To summarize, there are a number of factors that can contribute to bitterness in olive oil, from varietals to processing techniques to storage and climate. While some of these factors are outside of your control, there are steps you can take to minimize the risk of encountering unpleasantly bitter olive oil. When shopping for oil, be sure to look for high-quality cold-pressed oils that are labeled with the varietal of olive used. Store your oil properly, in a cool, dark place away from heat and light sources, and aim to use it up within 6-12 months of purchase. And last but not least, experiment with different oils and flavor profiles to find the ones that suit your individual tastes and preferences. By following these tips and staying informed about the quality and flavor of your cooking oil, you can elevate your culinary experiences and enjoy all of the health benefits that olive oil has to offer.Adding to the final paragraph, it’s important to remember that high-quality olive oil is an investment in your health and your culinary creations. While it may be tempting to choose a cheaper oil, these products often cut corners in terms of production and quality, leading to a less flavorful and potentially less healthy end product. By prioritizing quality and freshness, you can ensure that your olive oil adds the maximum amount of flavor, nutrients, and health benefits to your favorite dishes. So next time you’re shopping for oil, take the time to do your research and invest in a high-quality product that you can feel good about using in your kitchen.Expanding the final paragraph a bit more, it’s worth noting that the benefits of high-quality olive oil go beyond just flavor and nutrition. Olive oil has been shown to have a wide range of health benefits, from reducing inflammation and blood pressure to improving heart health and cognitive function. By incorporating fresh, flavorful olive oil into your daily diet, you can experience these benefits and enhance your overall health and wellness. So don’t be afraid to splurge a little on a high-quality oil – your taste buds and your body will thank you!

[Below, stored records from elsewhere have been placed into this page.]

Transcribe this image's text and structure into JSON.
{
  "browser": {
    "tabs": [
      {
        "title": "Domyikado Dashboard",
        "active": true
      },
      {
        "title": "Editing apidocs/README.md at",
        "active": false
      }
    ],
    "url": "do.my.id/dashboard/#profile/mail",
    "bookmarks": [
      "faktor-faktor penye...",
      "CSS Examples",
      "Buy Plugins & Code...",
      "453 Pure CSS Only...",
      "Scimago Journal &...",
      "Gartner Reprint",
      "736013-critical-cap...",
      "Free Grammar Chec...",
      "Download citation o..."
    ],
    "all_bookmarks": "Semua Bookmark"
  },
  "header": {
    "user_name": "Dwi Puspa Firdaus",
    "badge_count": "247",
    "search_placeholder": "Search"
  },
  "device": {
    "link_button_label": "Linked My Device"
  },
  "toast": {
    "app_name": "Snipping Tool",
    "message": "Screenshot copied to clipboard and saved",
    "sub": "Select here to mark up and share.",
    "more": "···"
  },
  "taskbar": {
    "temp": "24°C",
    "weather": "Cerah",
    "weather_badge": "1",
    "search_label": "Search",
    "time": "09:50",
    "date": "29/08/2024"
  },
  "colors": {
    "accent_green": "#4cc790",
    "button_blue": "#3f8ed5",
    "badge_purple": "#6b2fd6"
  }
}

Welcome to my blog! I’m Kenelm Frost, a passionate cook who loves making pizza and pasta. Through this blog, I share tips, tricks, and recipes to help fellow foodies create amazing Italian dishes at home.